● Work task
Reproduce each line from the records that holds "Pedido".

[Saved entries]
· · · · · · ·

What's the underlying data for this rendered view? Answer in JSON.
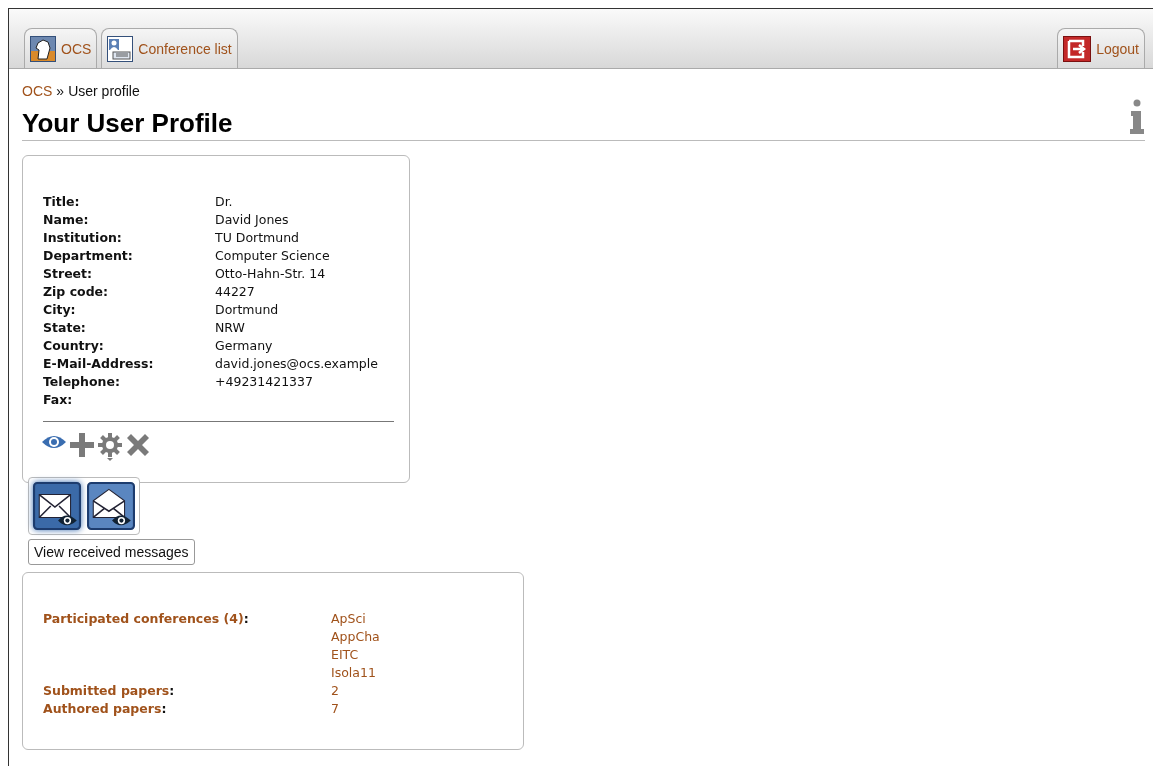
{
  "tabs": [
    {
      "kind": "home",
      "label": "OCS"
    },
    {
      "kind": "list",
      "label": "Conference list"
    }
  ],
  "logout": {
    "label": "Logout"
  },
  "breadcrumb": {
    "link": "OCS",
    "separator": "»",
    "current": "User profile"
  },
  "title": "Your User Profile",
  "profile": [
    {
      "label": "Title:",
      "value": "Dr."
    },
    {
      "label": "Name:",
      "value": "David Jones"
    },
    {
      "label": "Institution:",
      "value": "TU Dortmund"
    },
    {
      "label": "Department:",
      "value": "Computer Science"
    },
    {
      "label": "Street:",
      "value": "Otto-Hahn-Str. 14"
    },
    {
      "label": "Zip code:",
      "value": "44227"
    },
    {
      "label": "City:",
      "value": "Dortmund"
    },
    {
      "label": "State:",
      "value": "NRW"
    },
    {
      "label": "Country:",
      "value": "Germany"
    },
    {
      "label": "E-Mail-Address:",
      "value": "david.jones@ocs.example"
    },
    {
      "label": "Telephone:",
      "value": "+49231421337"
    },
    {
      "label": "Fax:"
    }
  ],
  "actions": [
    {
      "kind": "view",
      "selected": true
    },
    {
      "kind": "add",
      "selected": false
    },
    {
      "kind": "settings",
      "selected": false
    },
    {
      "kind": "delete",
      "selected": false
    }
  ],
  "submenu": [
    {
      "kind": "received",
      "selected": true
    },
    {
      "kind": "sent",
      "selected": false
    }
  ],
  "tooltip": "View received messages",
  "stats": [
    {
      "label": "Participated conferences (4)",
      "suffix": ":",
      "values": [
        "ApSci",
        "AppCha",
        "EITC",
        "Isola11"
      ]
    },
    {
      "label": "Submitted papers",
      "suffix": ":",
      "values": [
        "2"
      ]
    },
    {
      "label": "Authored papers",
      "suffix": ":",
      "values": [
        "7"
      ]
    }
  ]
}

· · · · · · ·

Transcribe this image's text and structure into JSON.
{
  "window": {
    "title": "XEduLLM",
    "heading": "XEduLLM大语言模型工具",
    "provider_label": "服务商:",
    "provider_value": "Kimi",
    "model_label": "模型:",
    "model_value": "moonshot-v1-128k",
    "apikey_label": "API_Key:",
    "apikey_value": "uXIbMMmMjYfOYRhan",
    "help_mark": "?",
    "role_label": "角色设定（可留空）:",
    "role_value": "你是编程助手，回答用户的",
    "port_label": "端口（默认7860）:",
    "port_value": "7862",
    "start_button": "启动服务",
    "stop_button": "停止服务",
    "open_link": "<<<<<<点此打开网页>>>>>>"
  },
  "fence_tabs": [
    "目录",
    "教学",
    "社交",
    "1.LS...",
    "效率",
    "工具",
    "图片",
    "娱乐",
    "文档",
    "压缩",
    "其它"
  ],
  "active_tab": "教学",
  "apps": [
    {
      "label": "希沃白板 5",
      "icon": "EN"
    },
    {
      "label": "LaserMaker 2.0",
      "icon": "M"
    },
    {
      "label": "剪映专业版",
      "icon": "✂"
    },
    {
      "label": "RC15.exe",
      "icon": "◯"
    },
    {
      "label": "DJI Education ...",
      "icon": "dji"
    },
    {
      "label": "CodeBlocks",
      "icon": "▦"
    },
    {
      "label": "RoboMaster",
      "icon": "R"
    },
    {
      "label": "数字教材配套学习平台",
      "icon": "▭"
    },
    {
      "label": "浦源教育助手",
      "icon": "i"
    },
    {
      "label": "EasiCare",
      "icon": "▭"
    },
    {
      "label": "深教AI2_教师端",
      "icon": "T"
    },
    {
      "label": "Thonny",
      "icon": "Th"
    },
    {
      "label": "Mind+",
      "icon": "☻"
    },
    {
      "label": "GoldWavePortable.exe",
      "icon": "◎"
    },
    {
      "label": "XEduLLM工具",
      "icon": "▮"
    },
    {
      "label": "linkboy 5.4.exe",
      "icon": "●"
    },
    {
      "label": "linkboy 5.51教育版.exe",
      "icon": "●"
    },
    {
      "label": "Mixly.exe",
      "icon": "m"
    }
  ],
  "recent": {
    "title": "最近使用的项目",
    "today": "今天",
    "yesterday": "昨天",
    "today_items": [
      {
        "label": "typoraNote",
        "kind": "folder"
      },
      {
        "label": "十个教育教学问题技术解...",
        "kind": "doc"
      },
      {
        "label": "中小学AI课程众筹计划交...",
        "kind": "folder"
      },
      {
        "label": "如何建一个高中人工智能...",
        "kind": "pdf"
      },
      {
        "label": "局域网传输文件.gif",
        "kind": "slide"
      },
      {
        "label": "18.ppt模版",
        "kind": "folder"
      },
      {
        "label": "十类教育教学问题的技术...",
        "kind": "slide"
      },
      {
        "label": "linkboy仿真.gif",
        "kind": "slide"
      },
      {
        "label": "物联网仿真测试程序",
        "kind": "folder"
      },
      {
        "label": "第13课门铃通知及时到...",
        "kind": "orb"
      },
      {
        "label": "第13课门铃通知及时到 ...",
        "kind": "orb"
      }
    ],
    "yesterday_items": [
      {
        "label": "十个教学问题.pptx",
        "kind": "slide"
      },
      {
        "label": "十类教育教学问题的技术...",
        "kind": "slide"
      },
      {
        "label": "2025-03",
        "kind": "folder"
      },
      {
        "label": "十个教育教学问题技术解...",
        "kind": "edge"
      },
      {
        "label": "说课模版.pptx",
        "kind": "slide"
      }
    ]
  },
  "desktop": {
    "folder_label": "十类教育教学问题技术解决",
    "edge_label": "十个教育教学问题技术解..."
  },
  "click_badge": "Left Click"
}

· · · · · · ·

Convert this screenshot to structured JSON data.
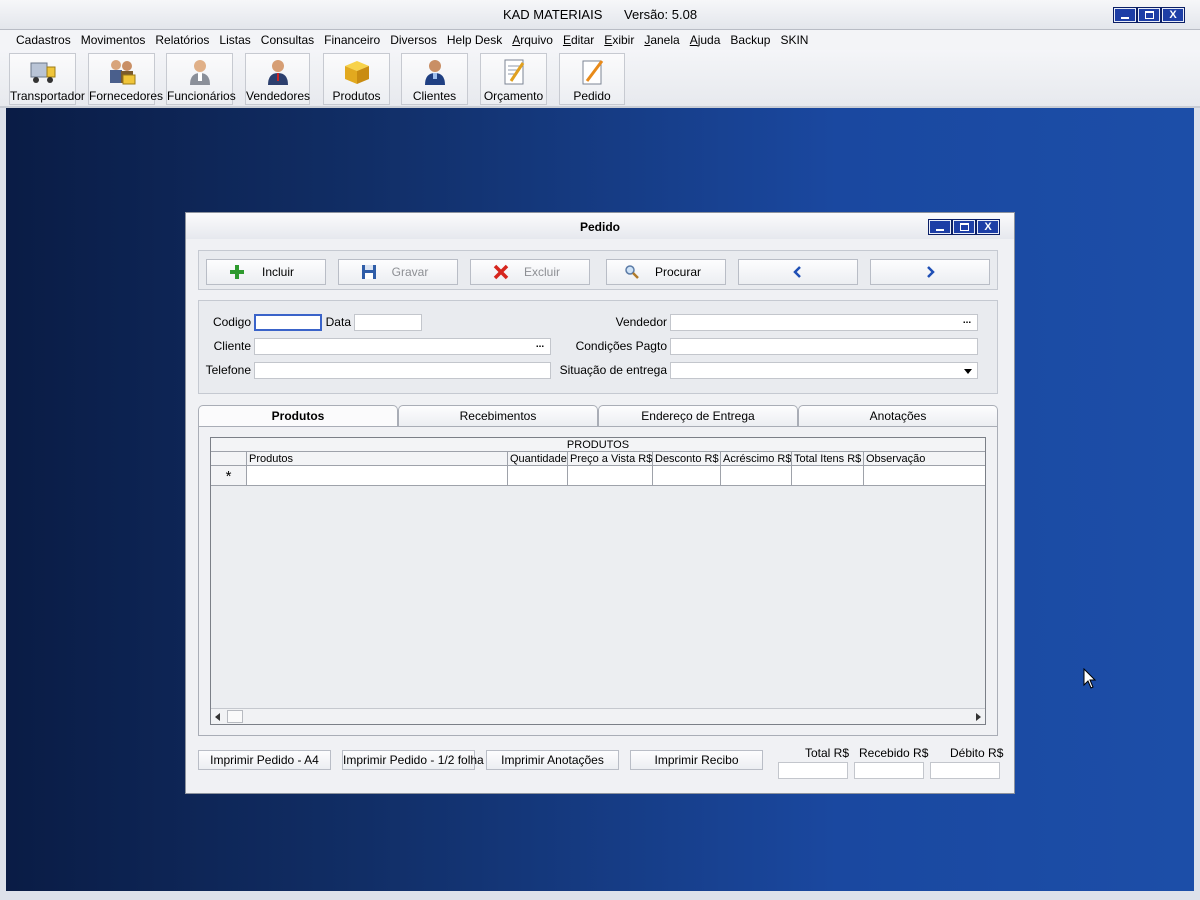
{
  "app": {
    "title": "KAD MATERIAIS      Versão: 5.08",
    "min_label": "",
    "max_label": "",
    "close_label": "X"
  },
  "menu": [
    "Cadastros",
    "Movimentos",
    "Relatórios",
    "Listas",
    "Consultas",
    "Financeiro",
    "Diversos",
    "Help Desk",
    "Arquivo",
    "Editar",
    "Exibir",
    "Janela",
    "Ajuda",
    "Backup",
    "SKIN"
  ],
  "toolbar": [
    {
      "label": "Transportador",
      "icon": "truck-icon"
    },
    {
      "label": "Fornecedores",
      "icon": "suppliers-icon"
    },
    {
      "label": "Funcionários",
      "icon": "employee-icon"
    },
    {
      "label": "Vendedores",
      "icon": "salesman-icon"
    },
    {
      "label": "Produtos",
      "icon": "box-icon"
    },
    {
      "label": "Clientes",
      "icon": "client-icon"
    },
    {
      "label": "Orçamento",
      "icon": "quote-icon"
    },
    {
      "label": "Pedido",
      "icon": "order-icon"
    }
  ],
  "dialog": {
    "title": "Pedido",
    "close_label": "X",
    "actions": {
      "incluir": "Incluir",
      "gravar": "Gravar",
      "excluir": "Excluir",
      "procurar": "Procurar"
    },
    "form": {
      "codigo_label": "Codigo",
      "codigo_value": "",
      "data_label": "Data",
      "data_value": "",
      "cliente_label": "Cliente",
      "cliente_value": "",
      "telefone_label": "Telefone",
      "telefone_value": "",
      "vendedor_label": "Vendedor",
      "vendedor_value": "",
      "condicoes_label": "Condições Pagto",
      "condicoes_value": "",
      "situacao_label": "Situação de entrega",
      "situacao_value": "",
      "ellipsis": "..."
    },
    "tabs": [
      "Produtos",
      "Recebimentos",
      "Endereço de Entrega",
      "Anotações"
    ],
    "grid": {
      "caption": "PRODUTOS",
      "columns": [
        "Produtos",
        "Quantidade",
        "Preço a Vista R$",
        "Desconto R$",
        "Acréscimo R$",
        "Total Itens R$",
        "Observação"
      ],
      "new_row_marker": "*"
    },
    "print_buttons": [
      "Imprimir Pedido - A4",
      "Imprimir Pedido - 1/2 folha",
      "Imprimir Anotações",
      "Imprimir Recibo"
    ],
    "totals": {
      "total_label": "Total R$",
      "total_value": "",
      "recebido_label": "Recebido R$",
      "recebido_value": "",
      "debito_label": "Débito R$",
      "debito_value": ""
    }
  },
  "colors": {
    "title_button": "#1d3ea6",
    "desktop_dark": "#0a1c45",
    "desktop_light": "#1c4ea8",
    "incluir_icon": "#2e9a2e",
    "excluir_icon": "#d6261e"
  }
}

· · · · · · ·

● Written response
      "label": "Pedido",
    "title": "Pedido",
      "Imprimir Pedido - A4",
      "Imprimir Pedido - 1/2 folha",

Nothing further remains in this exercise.